- **What is required**
These entries are to be retyped in full, word for word.

_ _ _

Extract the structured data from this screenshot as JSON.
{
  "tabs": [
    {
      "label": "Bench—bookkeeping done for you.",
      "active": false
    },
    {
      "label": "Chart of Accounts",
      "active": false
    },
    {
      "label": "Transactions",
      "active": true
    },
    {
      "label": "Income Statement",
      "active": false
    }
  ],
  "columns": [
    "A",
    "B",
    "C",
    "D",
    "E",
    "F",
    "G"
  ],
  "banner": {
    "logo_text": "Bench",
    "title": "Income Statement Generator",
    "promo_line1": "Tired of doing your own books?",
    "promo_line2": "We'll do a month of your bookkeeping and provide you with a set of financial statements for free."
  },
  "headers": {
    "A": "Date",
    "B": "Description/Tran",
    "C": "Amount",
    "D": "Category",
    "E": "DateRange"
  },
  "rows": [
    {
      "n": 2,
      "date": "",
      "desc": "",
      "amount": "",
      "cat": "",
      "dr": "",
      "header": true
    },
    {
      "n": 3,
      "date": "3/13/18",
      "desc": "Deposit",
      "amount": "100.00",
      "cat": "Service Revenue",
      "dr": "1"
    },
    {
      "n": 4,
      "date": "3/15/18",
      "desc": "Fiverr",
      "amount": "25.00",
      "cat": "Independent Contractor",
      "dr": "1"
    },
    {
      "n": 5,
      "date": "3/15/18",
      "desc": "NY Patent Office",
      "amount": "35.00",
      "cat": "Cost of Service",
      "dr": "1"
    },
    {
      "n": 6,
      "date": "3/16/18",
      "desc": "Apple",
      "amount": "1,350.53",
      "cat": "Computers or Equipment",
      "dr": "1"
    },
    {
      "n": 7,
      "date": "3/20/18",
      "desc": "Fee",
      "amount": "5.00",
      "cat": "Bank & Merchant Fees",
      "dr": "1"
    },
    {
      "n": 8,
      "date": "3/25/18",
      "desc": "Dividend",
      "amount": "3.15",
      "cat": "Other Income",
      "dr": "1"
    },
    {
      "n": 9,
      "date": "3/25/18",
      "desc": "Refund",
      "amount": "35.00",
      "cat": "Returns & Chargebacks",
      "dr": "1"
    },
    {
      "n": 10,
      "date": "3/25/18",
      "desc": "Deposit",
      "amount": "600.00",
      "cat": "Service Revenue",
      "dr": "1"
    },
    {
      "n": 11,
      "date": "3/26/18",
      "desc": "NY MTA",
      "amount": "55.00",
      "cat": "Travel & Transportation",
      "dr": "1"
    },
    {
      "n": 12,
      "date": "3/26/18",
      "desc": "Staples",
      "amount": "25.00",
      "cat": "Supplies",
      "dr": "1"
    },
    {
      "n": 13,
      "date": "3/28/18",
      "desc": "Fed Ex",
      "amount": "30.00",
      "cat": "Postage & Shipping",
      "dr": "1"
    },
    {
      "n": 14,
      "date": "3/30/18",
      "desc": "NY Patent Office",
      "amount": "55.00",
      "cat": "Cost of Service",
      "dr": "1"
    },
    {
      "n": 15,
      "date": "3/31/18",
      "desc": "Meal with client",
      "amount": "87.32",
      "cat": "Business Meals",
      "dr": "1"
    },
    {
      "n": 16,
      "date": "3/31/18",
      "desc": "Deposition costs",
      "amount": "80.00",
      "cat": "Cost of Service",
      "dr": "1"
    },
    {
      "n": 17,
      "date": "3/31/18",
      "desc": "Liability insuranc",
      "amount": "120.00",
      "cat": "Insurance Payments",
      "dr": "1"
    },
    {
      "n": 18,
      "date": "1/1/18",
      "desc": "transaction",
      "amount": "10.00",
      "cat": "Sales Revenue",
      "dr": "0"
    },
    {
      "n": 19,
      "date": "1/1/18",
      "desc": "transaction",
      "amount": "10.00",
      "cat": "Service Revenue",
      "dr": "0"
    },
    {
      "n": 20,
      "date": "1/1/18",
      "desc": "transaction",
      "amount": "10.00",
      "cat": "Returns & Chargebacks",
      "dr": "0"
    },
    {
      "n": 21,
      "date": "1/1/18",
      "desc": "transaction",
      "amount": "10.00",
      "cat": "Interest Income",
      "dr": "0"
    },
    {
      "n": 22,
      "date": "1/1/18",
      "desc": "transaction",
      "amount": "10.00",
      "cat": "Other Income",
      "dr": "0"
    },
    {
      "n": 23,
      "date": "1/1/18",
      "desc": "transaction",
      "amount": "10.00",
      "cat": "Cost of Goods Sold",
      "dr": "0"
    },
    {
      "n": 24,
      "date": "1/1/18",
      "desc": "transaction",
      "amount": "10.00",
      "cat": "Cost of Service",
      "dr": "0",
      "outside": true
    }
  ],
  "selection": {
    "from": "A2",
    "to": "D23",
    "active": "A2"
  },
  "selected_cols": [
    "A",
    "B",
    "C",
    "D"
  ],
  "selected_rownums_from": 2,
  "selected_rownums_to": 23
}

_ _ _

- **Answer section**
Extract the structured data from this screenshot as JSON.
{
  "tabs": [
    {
      "label": "Bench—bookkeeping done for you.",
      "active": false
    },
    {
      "label": "Chart of Accounts",
      "active": false
    },
    {
      "label": "Transactions",
      "active": true
    },
    {
      "label": "Income Statement",
      "active": false
    }
  ],
  "columns": [
    "A",
    "B",
    "C",
    "D",
    "E",
    "F",
    "G"
  ],
  "banner": {
    "logo_text": "Bench",
    "title": "Income Statement Generator",
    "promo_line1": "Tired of doing your own books?",
    "promo_line2": "We'll do a month of your bookkeeping and provide you with a set of financial statements for free."
  },
  "headers": {
    "A": "Date",
    "B": "Description/Tran",
    "C": "Amount",
    "D": "Category",
    "E": "DateRange"
  },
  "rows": [
    {
      "n": 2,
      "date": "",
      "desc": "",
      "amount": "",
      "cat": "",
      "dr": "",
      "header": true
    },
    {
      "n": 3,
      "date": "3/13/18",
      "desc": "Deposit",
      "amount": "100.00",
      "cat": "Service Revenue",
      "dr": "1"
    },
    {
      "n": 4,
      "date": "3/15/18",
      "desc": "Fiverr",
      "amount": "25.00",
      "cat": "Independent Contractor",
      "dr": "1"
    },
    {
      "n": 5,
      "date": "3/15/18",
      "desc": "NY Patent Office",
      "amount": "35.00",
      "cat": "Cost of Service",
      "dr": "1"
    },
    {
      "n": 6,
      "date": "3/16/18",
      "desc": "Apple",
      "amount": "1,350.53",
      "cat": "Computers or Equipment",
      "dr": "1"
    },
    {
      "n": 7,
      "date": "3/20/18",
      "desc": "Fee",
      "amount": "5.00",
      "cat": "Bank & Merchant Fees",
      "dr": "1"
    },
    {
      "n": 8,
      "date": "3/25/18",
      "desc": "Dividend",
      "amount": "3.15",
      "cat": "Other Income",
      "dr": "1"
    },
    {
      "n": 9,
      "date": "3/25/18",
      "desc": "Refund",
      "amount": "35.00",
      "cat": "Returns & Chargebacks",
      "dr": "1"
    },
    {
      "n": 10,
      "date": "3/25/18",
      "desc": "Deposit",
      "amount": "600.00",
      "cat": "Service Revenue",
      "dr": "1"
    },
    {
      "n": 11,
      "date": "3/26/18",
      "desc": "NY MTA",
      "amount": "55.00",
      "cat": "Travel & Transportation",
      "dr": "1"
    },
    {
      "n": 12,
      "date": "3/26/18",
      "desc": "Staples",
      "amount": "25.00",
      "cat": "Supplies",
      "dr": "1"
    },
    {
      "n": 13,
      "date": "3/28/18",
      "desc": "Fed Ex",
      "amount": "30.00",
      "cat": "Postage & Shipping",
      "dr": "1"
    },
    {
      "n": 14,
      "date": "3/30/18",
      "desc": "NY Patent Office",
      "amount": "55.00",
      "cat": "Cost of Service",
      "dr": "1"
    },
    {
      "n": 15,
      "date": "3/31/18",
      "desc": "Meal with client",
      "amount": "87.32",
      "cat": "Business Meals",
      "dr": "1"
    },
    {
      "n": 16,
      "date": "3/31/18",
      "desc": "Deposition costs",
      "amount": "80.00",
      "cat": "Cost of Service",
      "dr": "1"
    },
    {
      "n": 17,
      "date": "3/31/18",
      "desc": "Liability insuranc",
      "amount": "120.00",
      "cat": "Insurance Payments",
      "dr": "1"
    },
    {
      "n": 18,
      "date": "1/1/18",
      "desc": "transaction",
      "amount": "10.00",
      "cat": "Sales Revenue",
      "dr": "0"
    },
    {
      "n": 19,
      "date": "1/1/18",
      "desc": "transaction",
      "amount": "10.00",
      "cat": "Service Revenue",
      "dr": "0"
    },
    {
      "n": 20,
      "date": "1/1/18",
      "desc": "transaction",
      "amount": "10.00",
      "cat": "Returns & Chargebacks",
      "dr": "0"
    },
    {
      "n": 21,
      "date": "1/1/18",
      "desc": "transaction",
      "amount": "10.00",
      "cat": "Interest Income",
      "dr": "0"
    },
    {
      "n": 22,
      "date": "1/1/18",
      "desc": "transaction",
      "amount": "10.00",
      "cat": "Other Income",
      "dr": "0"
    },
    {
      "n": 23,
      "date": "1/1/18",
      "desc": "transaction",
      "amount": "10.00",
      "cat": "Cost of Goods Sold",
      "dr": "0"
    },
    {
      "n": 24,
      "date": "1/1/18",
      "desc": "transaction",
      "amount": "10.00",
      "cat": "Cost of Service",
      "dr": "0",
      "outside": true
    }
  ],
  "selection": {
    "from": "A2",
    "to": "D23",
    "active": "A2"
  },
  "selected_cols": [
    "A",
    "B",
    "C",
    "D"
  ],
  "selected_rownums_from": 2,
  "selected_rownums_to": 23
}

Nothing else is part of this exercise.